The early issues focused largely on the downtown scene, but over time, the magazine has expanded its view far beyond New York. The 100th issue features interviews with the Hungarian novelist Peter Nádas, the Hungarian filmmaker Béla Tarr, and the Swedish painter Mamma Andersson, as well as ones with New York artists such as Kara Walker and Kate Valk (the actress who stars in many of the Wooster Group's productions). BOMB also does an annual "Americas" issue, devoted to artists and writers from Central and South America and the Caribbean.
Right now, BOMB is redesigning its Web site, with funding from the Andy Warhol Art Writing Initiative and NYSCA. The new Web site, which will launch in a beta version next week, will be database-driven, allowing users to search back issues easily and allowing the magazine staff immediately to link to past interviews with people who are in the news — an interview with Helen Mirren on the occasion of her Oscar win, an interview with the late novelist Roberto Bolaño on the occasion of the recent publication in English of "The Savage Detectives."
Most significantly, BOMB is digitizing all its archives, so will be able to access the magazine's more than 800 interviews. "It will be a tremendous resource," Ms. Sussler said. "They're intellectual oral histories of the cultural scene, not only in New York but now worldwide."
Ms. Sussler attributed the magazine's longevity to the support and enthusiasm of a broad community of artists. There are more than 75 contributing editors on the masthead, from the fields of visual art, architecture, film, theater, and writing. Besides doing interviews, the contributing editors suggest artists whom the magazine should feature.
"We go to them every year or so and ask who is on their radar screen," BOMB's senior editor, Nell McClister, said. "They're really our eyes and ears on the ground."
Visual artists also support the magazine, which is a nonprofit, by donating art works for the silent auction at the annual gala, which is generally attended by a high-profile mix of writers, artists, dealers, and curators.
"While it's become much more of a real, professional publication over the years, it still comes from very much within an arts community," Ms. Charlesworth said.

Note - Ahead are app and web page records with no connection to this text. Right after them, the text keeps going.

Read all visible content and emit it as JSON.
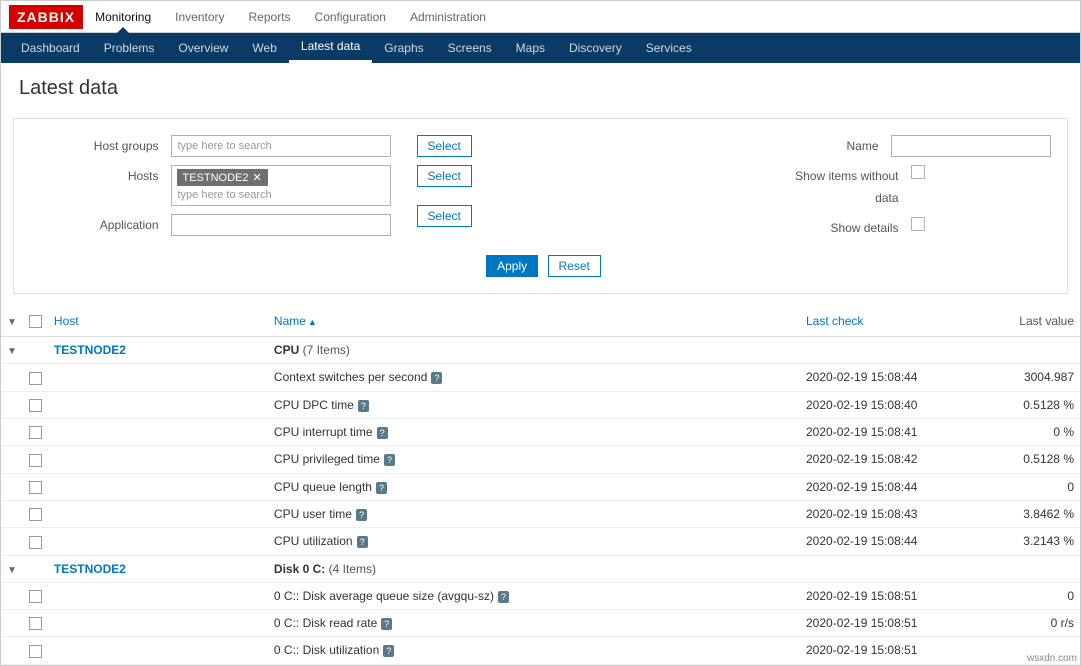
{
  "brand": "ZABBIX",
  "topnav": [
    "Monitoring",
    "Inventory",
    "Reports",
    "Configuration",
    "Administration"
  ],
  "topnav_active": 0,
  "subnav": [
    "Dashboard",
    "Problems",
    "Overview",
    "Web",
    "Latest data",
    "Graphs",
    "Screens",
    "Maps",
    "Discovery",
    "Services"
  ],
  "subnav_active": 4,
  "page_title": "Latest data",
  "filter": {
    "host_groups_label": "Host groups",
    "host_groups_placeholder": "type here to search",
    "hosts_label": "Hosts",
    "hosts_tag": "TESTNODE2",
    "hosts_placeholder": "type here to search",
    "application_label": "Application",
    "name_label": "Name",
    "show_without_label": "Show items without data",
    "show_details_label": "Show details",
    "select_btn": "Select",
    "apply_btn": "Apply",
    "reset_btn": "Reset"
  },
  "columns": {
    "host": "Host",
    "name": "Name",
    "last_check": "Last check",
    "last_value": "Last value"
  },
  "groups": [
    {
      "host": "TESTNODE2",
      "app": "CPU",
      "count": "(7 Items)",
      "rows": [
        {
          "name": "Context switches per second",
          "last": "2020-02-19 15:08:44",
          "value": "3004.987"
        },
        {
          "name": "CPU DPC time",
          "last": "2020-02-19 15:08:40",
          "value": "0.5128 %"
        },
        {
          "name": "CPU interrupt time",
          "last": "2020-02-19 15:08:41",
          "value": "0 %"
        },
        {
          "name": "CPU privileged time",
          "last": "2020-02-19 15:08:42",
          "value": "0.5128 %"
        },
        {
          "name": "CPU queue length",
          "last": "2020-02-19 15:08:44",
          "value": "0"
        },
        {
          "name": "CPU user time",
          "last": "2020-02-19 15:08:43",
          "value": "3.8462 %"
        },
        {
          "name": "CPU utilization",
          "last": "2020-02-19 15:08:44",
          "value": "3.2143 %"
        }
      ]
    },
    {
      "host": "TESTNODE2",
      "app": "Disk 0 C:",
      "count": "(4 Items)",
      "rows": [
        {
          "name": "0 C:: Disk average queue size (avgqu-sz)",
          "last": "2020-02-19 15:08:51",
          "value": "0"
        },
        {
          "name": "0 C:: Disk read rate",
          "last": "2020-02-19 15:08:51",
          "value": "0 r/s"
        },
        {
          "name": "0 C:: Disk utilization",
          "last": "2020-02-19 15:08:51",
          "value": ""
        }
      ]
    }
  ],
  "footer": "wsxdn.com"
}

Though the other founders are no longer on the masthead, having continued their artistic careers, Ms. Sussler has found a real home at the magazine. "I didn't understand how much I would love editing," she said. "Because my interest in film and theater was all about dialogue. When you're in rehearsal, you're transforming text, you're coming to an understanding of the playwright's text, and that's not so different from the process I use at BOMB to create the interviews."